What are you proudest of from your time at Emanuel? 

I’m most proud of what I achieved through rowing (oarswoman awards, national schools medals and captain of boats) and hope I inspired other girls to pursue the sport. It truly is the most rewarding sport; it teaches you the value of hard-work and perseverance.  

What is the biggest lesson Emanuel taught you? 

Friends are just as valuable as family. 

Have you stayed in touch with Emanuel friends? 

I have! I regularly FaceTime and text my close friends from school and every time I come home to see them it feels like I never even left. Unfortunately, I haven’t been home to visit since last Christmas because of the pandemic. I’m very excited to return home this summer so I can catch up with my friends face-to-face instead of virtually! 

Do you think you will continue rowing after you leave university?  

Absolutely!
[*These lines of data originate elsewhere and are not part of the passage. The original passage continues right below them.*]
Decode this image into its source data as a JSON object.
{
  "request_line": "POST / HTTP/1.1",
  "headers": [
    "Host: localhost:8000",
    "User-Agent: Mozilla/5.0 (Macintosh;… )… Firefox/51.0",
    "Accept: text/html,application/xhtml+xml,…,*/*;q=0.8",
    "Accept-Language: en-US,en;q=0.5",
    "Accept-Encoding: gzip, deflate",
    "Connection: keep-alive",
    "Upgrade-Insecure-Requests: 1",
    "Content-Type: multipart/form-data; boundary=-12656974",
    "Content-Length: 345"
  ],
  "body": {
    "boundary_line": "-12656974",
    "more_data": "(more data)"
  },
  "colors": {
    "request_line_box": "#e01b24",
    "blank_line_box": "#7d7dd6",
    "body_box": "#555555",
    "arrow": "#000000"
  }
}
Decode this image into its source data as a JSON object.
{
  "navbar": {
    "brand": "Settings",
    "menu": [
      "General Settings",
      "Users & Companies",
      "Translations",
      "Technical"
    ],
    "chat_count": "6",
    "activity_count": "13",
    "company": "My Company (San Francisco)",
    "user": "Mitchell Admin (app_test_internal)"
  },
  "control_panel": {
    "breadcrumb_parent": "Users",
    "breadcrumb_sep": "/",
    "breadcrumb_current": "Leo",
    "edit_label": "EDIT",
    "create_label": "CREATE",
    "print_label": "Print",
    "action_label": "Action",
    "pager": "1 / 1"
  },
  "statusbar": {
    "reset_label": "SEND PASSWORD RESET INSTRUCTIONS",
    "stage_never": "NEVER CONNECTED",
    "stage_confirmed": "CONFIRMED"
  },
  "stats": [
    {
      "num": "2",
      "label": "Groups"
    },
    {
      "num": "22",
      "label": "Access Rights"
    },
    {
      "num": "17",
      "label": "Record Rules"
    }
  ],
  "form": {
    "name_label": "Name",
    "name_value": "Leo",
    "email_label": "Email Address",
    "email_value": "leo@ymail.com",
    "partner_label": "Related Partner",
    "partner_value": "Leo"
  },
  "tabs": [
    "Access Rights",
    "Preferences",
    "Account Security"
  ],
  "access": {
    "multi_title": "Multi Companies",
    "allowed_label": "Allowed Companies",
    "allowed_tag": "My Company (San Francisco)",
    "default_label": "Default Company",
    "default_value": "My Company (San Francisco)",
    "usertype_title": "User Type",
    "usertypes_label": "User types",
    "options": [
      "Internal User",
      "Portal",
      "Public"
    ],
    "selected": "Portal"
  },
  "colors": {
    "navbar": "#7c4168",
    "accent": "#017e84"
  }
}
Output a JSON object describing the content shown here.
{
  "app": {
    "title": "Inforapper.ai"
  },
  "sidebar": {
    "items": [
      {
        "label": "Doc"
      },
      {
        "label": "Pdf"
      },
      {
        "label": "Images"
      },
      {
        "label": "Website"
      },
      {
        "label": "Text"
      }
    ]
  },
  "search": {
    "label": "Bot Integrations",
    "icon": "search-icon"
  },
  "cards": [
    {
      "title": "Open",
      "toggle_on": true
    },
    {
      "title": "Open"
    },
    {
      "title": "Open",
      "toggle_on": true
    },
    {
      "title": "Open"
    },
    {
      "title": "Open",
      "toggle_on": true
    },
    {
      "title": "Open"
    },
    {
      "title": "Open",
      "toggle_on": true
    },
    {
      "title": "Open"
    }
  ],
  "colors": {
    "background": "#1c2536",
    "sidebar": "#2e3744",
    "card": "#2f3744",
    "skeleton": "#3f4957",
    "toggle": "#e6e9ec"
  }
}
I’m not sure I’ll keep going competitively but I will be moving somewhere that I can take a single out on the water a few mornings a week.  

What do you plan to do when you finish your degree? 

I’m not 100% sure but I am hoping to move to Charleston and join my best friend who moved there after graduating last year.  

What’s something you might say to your former self if you came across yourself in the school playground? 

Enjoy everything life throws at you and never say no to an opportunity! 

What do you enjoy doing in your spare time? 

I love cooking, hanging with my friends and being lazy after a hard week of training! 

Is there anything else you would like to add? 

If anyone that is interested in studying in the States has any questions, please reach out. I’m easy to find on LinkedIn and Instagram.